32Red and Platinum Gaming fined combined £7.1M for AML failures

The UK Gambling Commission (UKGC) has issued igaming firms 32Red and Platinum Gaming a combined £7.1m in fines over anti-money laundering failures. 

The two Kindred Group subsidiaries have been warned by the UKGC over recent AML and social responsibility failures, with 32Red being fined £4.2m, and Platinum Games to be forced to hand over £2.9m. 

Kindred’s brands were penalised for a range of infractions, including failure to identify gambling sessions where customers may have been at risk of harm, ineffective controls at identifying and protecting problem gamblers and ‘superficial’ customer interactions. 

Platinum  in particular was deemed to have failed to adopt effective policies and procedures to identify multiple accounts held by one person, allowing self-excluded or blocked 32Red customers to access it, and failing to identify and interact with potential problem gamblers.

These latest UKGC fines mark the fourth and fifth charges levied against operators in the UK this year as its Executive Director, Kay Roberts, reminds operators that they must “ensure they protect their customers at all times”. 

She continued: “These failures highlight clearly that both operators failed to interact with customers in a way which minimises the risk of them experiencing harms associated with gambling. 

“Our investigations also showed that policies and procedures were overlooked, both around customer accounts and anti-money laundering practices.

“Ultimately, it is an example which all gambling operators should take notice of to ensure they protect their customers at all times.”

32Red was found to have failed to implement measures required by legislation, with financial triggers for reviews deemed too high whilst customers subjected to source of funds or source of wealth checks were ‘in most cases’ allowed to continue playing.

Furthermore, the UKGC reported that 32Red had failed to enforce its policies when a customer account was not blocked after an information deadline request had expired, which allowed the customer to gamble £16,280 and lose £8,321 until their account was suspended two weeks later.

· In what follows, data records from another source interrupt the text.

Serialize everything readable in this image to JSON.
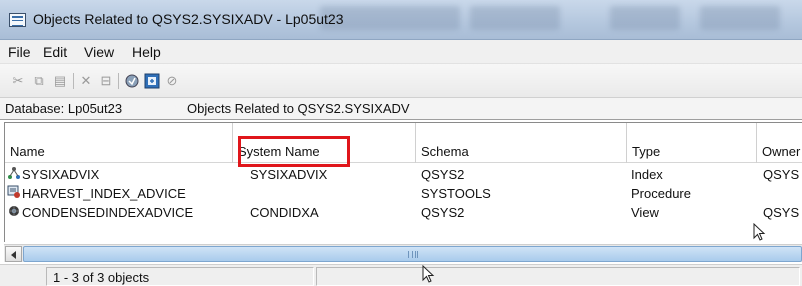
{
  "window": {
    "title": "Objects Related to QSYS2.SYSIXADV - Lp05ut23"
  },
  "menu": [
    "File",
    "Edit",
    "View",
    "Help"
  ],
  "toolbar_icons": [
    "cut-icon",
    "copy-icon",
    "paste-icon",
    "delete-icon",
    "properties-icon",
    "run-icon",
    "refresh-icon",
    "stop-icon"
  ],
  "infobar": {
    "database": "Database: Lp05ut23",
    "context": "Objects Related to QSYS2.SYSIXADV"
  },
  "table": {
    "columns": [
      "Name",
      "System Name",
      "Schema",
      "Type",
      "Owner"
    ],
    "rows": [
      {
        "name": "SYSIXADVIX",
        "system_name": "SYSIXADVIX",
        "schema": "QSYS2",
        "type": "Index",
        "owner": "QSYS",
        "icon": "index-icon"
      },
      {
        "name": "HARVEST_INDEX_ADVICE",
        "system_name": "",
        "schema": "SYSTOOLS",
        "type": "Procedure",
        "owner": "",
        "icon": "procedure-icon"
      },
      {
        "name": "CONDENSEDINDEXADVICE",
        "system_name": "CONDIDXA",
        "schema": "QSYS2",
        "type": "View",
        "owner": "QSYS",
        "icon": "view-icon"
      }
    ]
  },
  "status": {
    "count": "1 - 3 of 3 objects"
  },
  "colors": {
    "highlight": "#e0161b",
    "titlebar": "#b4c7de",
    "scroll_thumb": "#a9cbec"
  }
}
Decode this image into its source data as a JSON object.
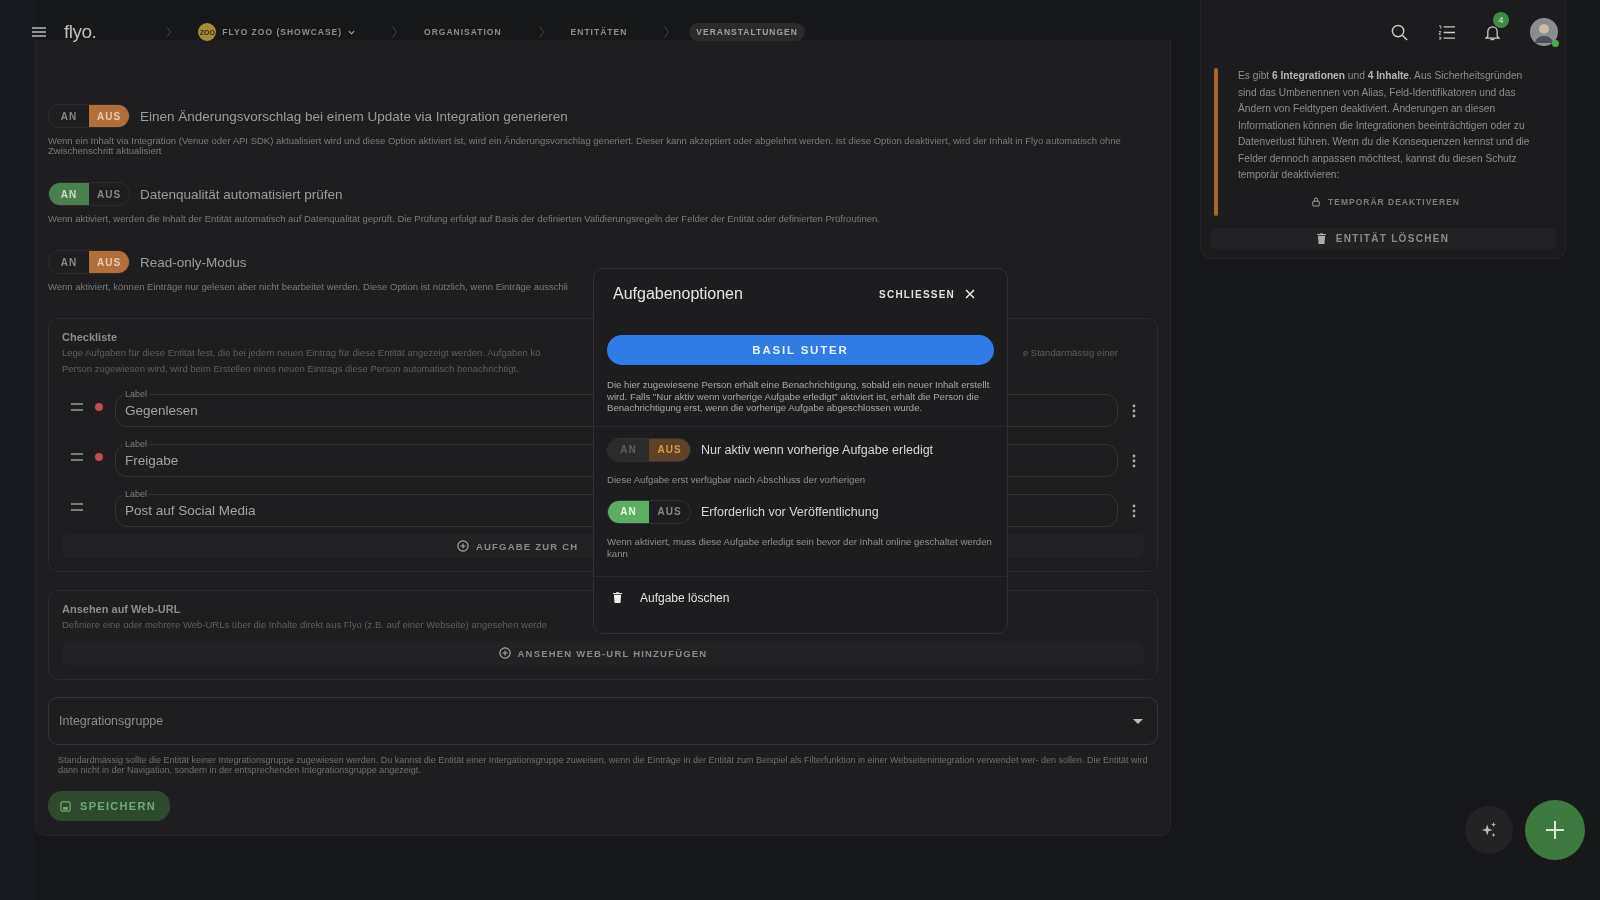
{
  "topbar": {
    "logo": "flyo.",
    "breadcrumbs": [
      {
        "label": "FLYO ZOO (SHOWCASE)",
        "kind": "org",
        "badge": "ZOO",
        "selected": false
      },
      {
        "label": "ORGANISATION",
        "kind": "plain",
        "selected": false
      },
      {
        "label": "ENTITÄTEN",
        "kind": "plain",
        "selected": false
      },
      {
        "label": "VERANSTALTUNGEN",
        "kind": "plain",
        "selected": true
      }
    ],
    "notification_count": "4"
  },
  "settings": [
    {
      "on_label": "AN",
      "off_label": "AUS",
      "on": false,
      "label": "Einen Änderungsvorschlag bei einem Update via Integration generieren",
      "description": "Wenn ein Inhalt via Integration (Venue oder API SDK) aktualisiert wird und diese Option aktiviert ist, wird ein Änderungsvorschlag generiert. Dieser kann akzeptiert oder abgelehnt werden. Ist diese Option deaktiviert, wird der Inhalt in Flyo automatisch ohne Zwischenschritt aktualisiert"
    },
    {
      "on_label": "AN",
      "off_label": "AUS",
      "on": true,
      "label": "Datenqualität automatisiert prüfen",
      "description": "Wenn aktiviert, werden die Inhalt der Entität automatisch auf Datenqualität geprüft. Die Prüfung erfolgt auf Basis der definierten Validierungsregeln der Felder der Entität oder definierten Prüfroutinen."
    },
    {
      "on_label": "AN",
      "off_label": "AUS",
      "on": false,
      "label": "Read-only-Modus",
      "description": "Wenn aktiviert, können Einträge nur gelesen aber nicht bearbeitet werden. Diese Option ist nützlich, wenn Einträge ausschli"
    }
  ],
  "checklist": {
    "title": "Checkliste",
    "description_start": "Lege Aufgaben für diese Entität fest, die bei jedem neuen Eintrag für diese Entität angezeigt werden. Aufgaben kö",
    "description_end": "e Standarmässig einer",
    "description_line2": "Person zugewiesen wird, wird beim Erstellen eines neuen Eintrags diese Person automatisch benachrichtigt.",
    "tasks": [
      {
        "field_label": "Label",
        "value": "Gegenlesen",
        "flagged": true
      },
      {
        "field_label": "Label",
        "value": "Freigabe",
        "flagged": true
      },
      {
        "field_label": "Label",
        "value": "Post auf Social Media",
        "flagged": false
      }
    ],
    "add_button": "AUFGABE ZUR CH"
  },
  "web_url": {
    "title": "Ansehen auf Web-URL",
    "description": "Definiere eine oder mehrere Web-URLs über die Inhalte direkt aus Flyo (z.B. auf einer Webseite) angesehen werde",
    "add_button": "ANSEHEN WEB-URL HINZUFÜGEN"
  },
  "integration_group": {
    "placeholder": "Integrationsgruppe",
    "help": "Standardmässig sollte die Entität keiner Integrationsgruppe zugewiesen werden. Du kannst die Entität einer Intergationsgruppe zuweisen, wenn die Einträge in der Entität zum Beispiel als Filterfunktion in einer Webseitenintegration verwendet wer- den sollen. Die Entität wird dann nicht in der Navigation, sondern in der entsprechenden Integrationsgruppe angezeigt."
  },
  "save_button": "SPEICHERN",
  "side_panel": {
    "notice": "Es gibt **6 Integrationen** und **4 Inhalte**. Aus Sicherheitsgründen sind das Umbenennen von Alias, Feld-Identifikatoren und das Ändern von Feldtypen deaktiviert. Änderungen an diesen Informationen können die Integrationen beeinträchtigen oder zu Datenverlust führen. Wenn du die Konsequenzen kennst und die Felder dennoch anpassen möchtest, kannst du diesen Schutz temporär deaktivieren:",
    "unlock_button": "TEMPORÄR DEAKTIVEREN",
    "delete_button": "ENTITÄT LÖSCHEN"
  },
  "dialog": {
    "title": "Aufgabenoptionen",
    "close_label": "SCHLIESSEN",
    "assignee_button": "BASIL SUTER",
    "info": "Die hier zugewiesene Person erhält eine Benachrichtigung, sobald ein neuer Inhalt erstellt wird. Falls \"Nur aktiv wenn vorherige Aufgabe erledigt\" aktiviert ist, erhält die Person die Benachrichtigung erst, wenn die vorherige Aufgabe abgeschlossen wurde.",
    "options": [
      {
        "on_label": "AN",
        "off_label": "AUS",
        "on": false,
        "disabled": true,
        "label": "Nur aktiv wenn vorherige Aufgabe erledigt",
        "description": "Diese Aufgabe erst verfügbar nach Abschluss der vorherigen"
      },
      {
        "on_label": "AN",
        "off_label": "AUS",
        "on": true,
        "disabled": false,
        "label": "Erforderlich vor Veröffentlichung",
        "description": "Wenn aktiviert, muss diese Aufgabe erledigt sein bevor der Inhalt online geschaltet werden kann"
      }
    ],
    "delete_label": "Aufgabe löschen"
  }
}
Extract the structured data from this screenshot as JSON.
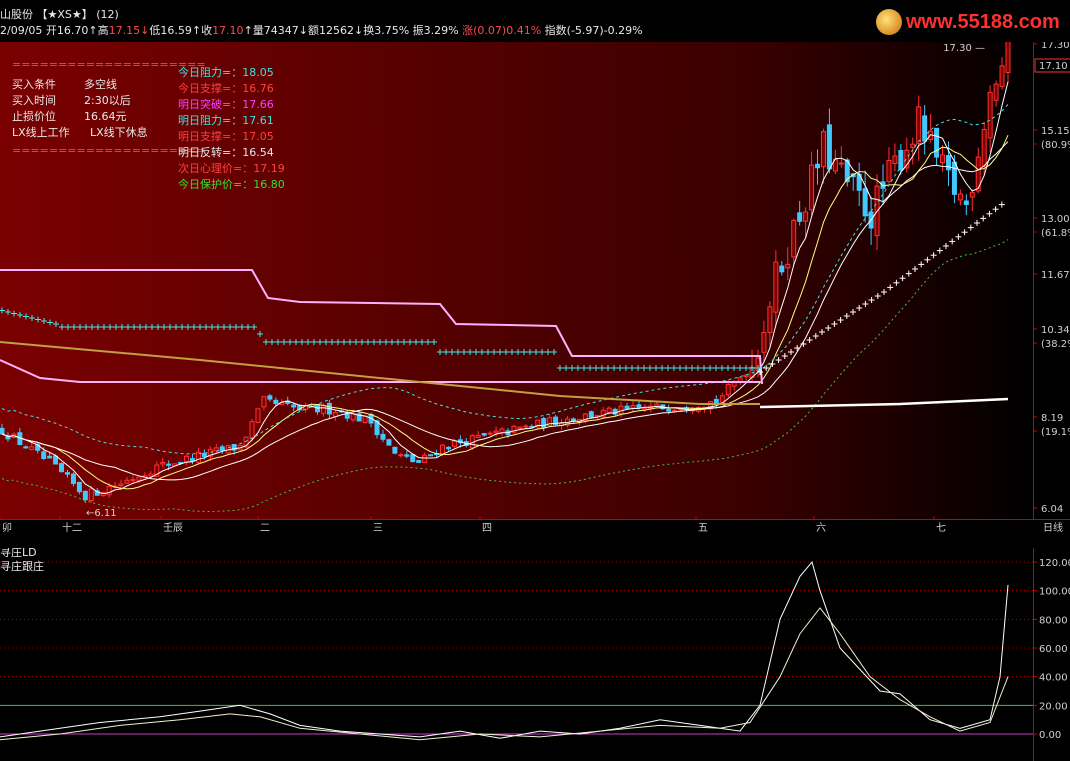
{
  "header": {
    "stock_name": "山股份",
    "tag": "【★XS★】",
    "count": "(12)",
    "date": "2/09/05",
    "fields": [
      {
        "label": "开",
        "value": "16.70",
        "arrow": "↑",
        "color": "#e8e8e8",
        "vcolor": "#e8e8e8"
      },
      {
        "label": "高",
        "value": "17.15",
        "arrow": "↓",
        "color": "#ff4a4a",
        "vcolor": "#ff4a4a"
      },
      {
        "label": "低",
        "value": "16.59",
        "arrow": "↑",
        "color": "#e8e8e8",
        "vcolor": "#e8e8e8"
      },
      {
        "label": "收",
        "value": "17.10",
        "arrow": "↑",
        "color": "#e8e8e8",
        "vcolor": "#ff4a4a"
      },
      {
        "label": "量",
        "value": "74347",
        "arrow": "↓",
        "color": "#e8e8e8",
        "vcolor": "#e8e8e8"
      },
      {
        "label": "额",
        "value": "12562",
        "arrow": "↓",
        "color": "#e8e8e8",
        "vcolor": "#e8e8e8"
      },
      {
        "label": "换",
        "value": "3.75%",
        "arrow": "",
        "color": "#e8e8e8",
        "vcolor": "#e8e8e8"
      },
      {
        "label": "振",
        "value": "3.29%",
        "arrow": "",
        "color": "#e8e8e8",
        "vcolor": "#e8e8e8"
      }
    ],
    "change_label": "涨",
    "change_value": "(0.07)",
    "change_pct": "0.41%",
    "index_label": "指数",
    "index_value": "(-5.97)-0.29%"
  },
  "logo": {
    "text": "www.55188.com"
  },
  "left_panel": {
    "divider": "=====================",
    "rows": [
      {
        "label": "买入条件",
        "value": "多空线"
      },
      {
        "label": "买入时间",
        "value": "2:30以后"
      },
      {
        "label": "止损价位",
        "value": "16.64元"
      },
      {
        "label": "LX线上工作",
        "value": "LX线下休息"
      }
    ]
  },
  "levels": [
    {
      "text": "今日阻力=：18.05",
      "color": "#40e0e0"
    },
    {
      "text": "今日支撑=：16.76",
      "color": "#ff4040"
    },
    {
      "text": "明日突破=：17.66",
      "color": "#ff40ff"
    },
    {
      "text": "明日阻力=：17.61",
      "color": "#40e0e0"
    },
    {
      "text": "明日支撑=：17.05",
      "color": "#ff4040"
    },
    {
      "text": "明日反转=：16.54",
      "color": "#e8e8e8"
    },
    {
      "text": "次日心理价=：17.19",
      "color": "#ff4040"
    },
    {
      "text": "今日保护价=：16.80",
      "color": "#33e033"
    }
  ],
  "main_axis": {
    "labels": [
      "17.30",
      "15.15",
      "(80.9%)",
      "13.00",
      "(61.8%)",
      "11.67",
      "10.34",
      "(38.2%)",
      "8.19",
      "(19.1%)",
      "6.04"
    ],
    "current_price": "17.10",
    "high_mark": "17.30",
    "low_mark": "6.11"
  },
  "x_axis": {
    "labels": [
      "卯",
      "十二",
      "壬辰",
      "二",
      "三",
      "四",
      "五",
      "六",
      "七"
    ],
    "period": "日线"
  },
  "sub_panel": {
    "title": "寻庄LD",
    "subtitle": "寻庄跟庄",
    "axis_labels": [
      "120.00",
      "100.00",
      "80.00",
      "60.00",
      "40.00",
      "20.00",
      "0.00"
    ]
  },
  "chart_data": {
    "type": "line",
    "price_range": [
      6.04,
      17.3
    ],
    "oscillator_range": [
      0,
      120
    ],
    "oscillator_reference_lines": [
      20,
      0
    ],
    "last_close": 17.1
  },
  "colors": {
    "background_top": "#7a0000",
    "up_candle": "#ff3030",
    "down_candle": "#40c8ff",
    "grid": "#cc0000",
    "ma_pink": "#ffb0ff",
    "ma_cyan": "#40e8e8",
    "ma_olive": "#c0a040",
    "ma_white": "#ffffff",
    "line_green": "#40c040",
    "line_yellow": "#ffff80"
  }
}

The UKGC outlined: “Inappropriate controls allowed significant levels of gambling to take place within a short space of time without the operator knowing anything about customers’ financial situations.”